The cleat is typically mounted to a fixed object. The rope is wrapped around the cleat under tension, then the rope is wrapped back and forth across the cleat to secure it. It has the advantage that, as it is released, it provides smooth control of the rope under load.

rope adjusters

There are several types of rope adjusters available that make it easy to set the tension on an antenna. Perhaps the most common type sold for tent ropes is a flat or curved piece of metal or plastic with 3 holes in it, like this:

Simple tension adjusters. These work best when the loop formed can be slipped over the top of a tent stake, etc.

While these do work, they are designed for use with a tent stake, or other anchor where the loop at the end of the rope can be placed over it. It is more difficult to use this type of adjuster when tying a rope to a tree, for example, where you cannot slip it over the top of the trunk. One approach would be to use a smaller loop of rope or bungee cord around the tree, then hook the rope to that with a carabiner. (It can also be used if the adjuster is removed from the rope and replaced with the rope around the tree, but that isn’t as convenient.)

Note that plastic tensioners of this type can also be used as antenna insulators.

I recently have been experimenting with several other types. So far, they seem to work best when the device is attached to the anchor, and the rope passed through it. To accomplish that, I have tied small loops of rope to the adjusters that can secure it to a nail, branch, hook, or whatever is available. Then I double over the rope to make an “end” that is passed through the device.
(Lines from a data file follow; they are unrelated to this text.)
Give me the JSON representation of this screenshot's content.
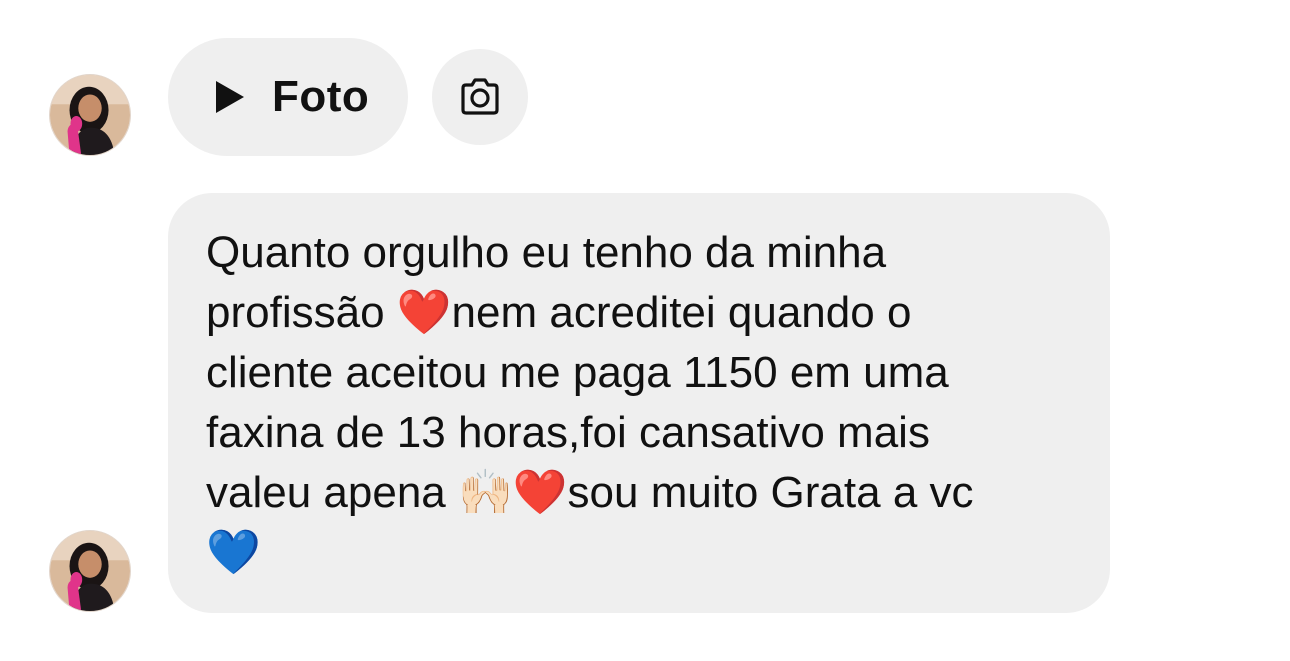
{
  "attachment": {
    "label": "Foto",
    "play_icon": "play-icon",
    "camera_icon": "camera-icon"
  },
  "message": {
    "text": "Quanto orgulho eu tenho da minha\nprofissão ❤️nem acreditei quando o\ncliente aceitou me paga 1150 em uma\nfaxina de 13 horas,foi cansativo mais\nvaleu apena 🙌🏻❤️sou muito Grata a vc\n💙"
  },
  "colors": {
    "bubble": "#efefef",
    "text": "#111111",
    "background": "#ffffff"
  }
}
These actually work quite well, although there is a danger of forgetting and leaving the tensioning device attached to the tree when you are taking down the antenna. For that reason I use bright colored rope for the loop, to make it easier to see. There may be other ways to use these – I am still experimenting.

The push-button locks used on drawstrings for clothing, also can work well here. By folding the rope and passing it through the hole, it makes a loop that can be slipped over, or clipped to, an anchor. The rope can be adjusted when the lock is squeezed, then locks into place when it is released.

Drawstring closure for raincoats or other clothing. When it is pressed, the rope can be adjusted, then it locks into place when it is released. Here the rope is shown clipped with a carabiner to a tied loop that is passed around an anchor.

Cam-JamĀ®

The Cam-JamĀ® is a spring-loaded tensioning device built into a clip like a carabiner. These come in different sizes, and it is important to use the right size for your rope. I often use ropes that are a little bit too small for the ones I have, so I am still experimenting with these as well.

This Cam-Jam is rated for 2 – 5 mm rope. The main rope passes through a hole on the back side, and can be pulled into the cam. Pulling on the end will tighten the rope. Pulling sideways on the end (towards the camera) will release the rope.